Provided entries Start Marker

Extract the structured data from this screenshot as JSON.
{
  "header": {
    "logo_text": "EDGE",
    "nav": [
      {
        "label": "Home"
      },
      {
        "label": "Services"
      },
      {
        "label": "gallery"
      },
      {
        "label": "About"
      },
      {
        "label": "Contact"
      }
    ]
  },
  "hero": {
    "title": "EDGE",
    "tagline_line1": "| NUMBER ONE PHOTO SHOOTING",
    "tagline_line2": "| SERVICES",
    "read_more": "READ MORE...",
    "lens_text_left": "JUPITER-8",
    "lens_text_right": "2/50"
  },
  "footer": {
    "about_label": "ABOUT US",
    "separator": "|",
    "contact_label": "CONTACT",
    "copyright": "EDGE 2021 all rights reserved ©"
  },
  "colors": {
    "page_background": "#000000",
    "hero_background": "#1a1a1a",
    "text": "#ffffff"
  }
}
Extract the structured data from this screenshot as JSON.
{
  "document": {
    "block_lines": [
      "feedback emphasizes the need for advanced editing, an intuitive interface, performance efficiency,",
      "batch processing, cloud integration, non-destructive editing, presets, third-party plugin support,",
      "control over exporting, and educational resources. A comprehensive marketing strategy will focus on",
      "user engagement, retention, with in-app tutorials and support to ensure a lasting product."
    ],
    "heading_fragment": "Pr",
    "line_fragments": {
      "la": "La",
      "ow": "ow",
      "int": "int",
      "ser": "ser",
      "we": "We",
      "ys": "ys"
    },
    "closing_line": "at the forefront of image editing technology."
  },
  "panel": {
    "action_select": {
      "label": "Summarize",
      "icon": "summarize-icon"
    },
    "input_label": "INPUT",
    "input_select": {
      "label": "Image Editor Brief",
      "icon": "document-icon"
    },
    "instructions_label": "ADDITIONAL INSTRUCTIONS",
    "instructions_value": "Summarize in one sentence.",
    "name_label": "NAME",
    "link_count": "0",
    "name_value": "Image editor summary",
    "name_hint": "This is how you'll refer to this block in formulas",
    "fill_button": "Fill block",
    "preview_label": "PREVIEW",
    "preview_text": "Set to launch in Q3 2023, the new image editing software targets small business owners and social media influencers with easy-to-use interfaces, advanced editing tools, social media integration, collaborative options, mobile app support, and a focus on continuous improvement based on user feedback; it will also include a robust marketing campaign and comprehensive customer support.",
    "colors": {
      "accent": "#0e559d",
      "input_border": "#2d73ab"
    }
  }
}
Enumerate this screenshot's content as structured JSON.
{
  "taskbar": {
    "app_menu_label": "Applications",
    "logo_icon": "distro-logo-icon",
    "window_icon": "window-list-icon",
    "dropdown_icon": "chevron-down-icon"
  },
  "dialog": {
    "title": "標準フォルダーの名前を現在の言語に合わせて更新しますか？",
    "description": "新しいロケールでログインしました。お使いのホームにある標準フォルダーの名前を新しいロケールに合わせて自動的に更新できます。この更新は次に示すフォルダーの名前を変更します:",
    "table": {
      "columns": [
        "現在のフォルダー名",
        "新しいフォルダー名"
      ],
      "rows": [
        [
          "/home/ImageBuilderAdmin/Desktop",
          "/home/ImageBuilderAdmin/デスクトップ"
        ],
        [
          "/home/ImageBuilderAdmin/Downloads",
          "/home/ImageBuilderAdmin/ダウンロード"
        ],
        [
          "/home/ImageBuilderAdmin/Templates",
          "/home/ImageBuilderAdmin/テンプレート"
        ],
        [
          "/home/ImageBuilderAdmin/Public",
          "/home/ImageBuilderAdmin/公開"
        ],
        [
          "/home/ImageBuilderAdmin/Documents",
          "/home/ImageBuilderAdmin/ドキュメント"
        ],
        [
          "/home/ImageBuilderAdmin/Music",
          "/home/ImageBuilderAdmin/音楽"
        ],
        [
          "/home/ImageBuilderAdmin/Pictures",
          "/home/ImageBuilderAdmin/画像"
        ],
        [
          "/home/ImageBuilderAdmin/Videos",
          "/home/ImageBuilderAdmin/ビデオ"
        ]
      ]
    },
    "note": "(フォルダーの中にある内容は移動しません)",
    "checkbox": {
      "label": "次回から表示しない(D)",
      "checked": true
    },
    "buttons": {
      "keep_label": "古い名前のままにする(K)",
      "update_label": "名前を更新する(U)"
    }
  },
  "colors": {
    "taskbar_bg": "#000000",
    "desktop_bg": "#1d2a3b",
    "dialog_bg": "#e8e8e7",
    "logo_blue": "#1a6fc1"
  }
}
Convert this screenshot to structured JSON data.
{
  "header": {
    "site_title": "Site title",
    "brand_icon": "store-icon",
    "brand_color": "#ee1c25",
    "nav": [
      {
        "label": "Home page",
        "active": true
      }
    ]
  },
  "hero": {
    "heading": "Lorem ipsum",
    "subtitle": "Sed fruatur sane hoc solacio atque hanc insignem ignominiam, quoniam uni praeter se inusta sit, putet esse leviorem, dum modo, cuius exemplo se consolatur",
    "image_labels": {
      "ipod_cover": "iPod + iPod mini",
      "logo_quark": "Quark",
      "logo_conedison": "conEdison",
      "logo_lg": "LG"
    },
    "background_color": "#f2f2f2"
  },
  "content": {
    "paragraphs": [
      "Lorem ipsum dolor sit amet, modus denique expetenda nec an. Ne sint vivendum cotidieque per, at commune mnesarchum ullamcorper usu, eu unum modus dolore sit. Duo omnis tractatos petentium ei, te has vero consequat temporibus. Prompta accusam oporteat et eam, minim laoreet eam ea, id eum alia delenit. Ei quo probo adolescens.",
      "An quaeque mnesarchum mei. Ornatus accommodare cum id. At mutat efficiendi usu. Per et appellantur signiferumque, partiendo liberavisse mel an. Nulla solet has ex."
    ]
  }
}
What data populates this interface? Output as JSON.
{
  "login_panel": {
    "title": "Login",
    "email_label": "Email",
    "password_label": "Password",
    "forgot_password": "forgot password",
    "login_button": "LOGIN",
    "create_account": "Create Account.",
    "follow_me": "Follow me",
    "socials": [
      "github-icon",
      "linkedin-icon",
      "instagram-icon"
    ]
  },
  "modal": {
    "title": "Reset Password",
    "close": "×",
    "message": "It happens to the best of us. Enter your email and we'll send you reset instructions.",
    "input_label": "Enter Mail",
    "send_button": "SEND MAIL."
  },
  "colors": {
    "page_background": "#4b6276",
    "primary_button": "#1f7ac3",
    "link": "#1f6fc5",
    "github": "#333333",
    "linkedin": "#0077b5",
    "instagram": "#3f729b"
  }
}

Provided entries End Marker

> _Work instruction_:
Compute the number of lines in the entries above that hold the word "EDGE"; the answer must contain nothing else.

> _Exercise answer_:
3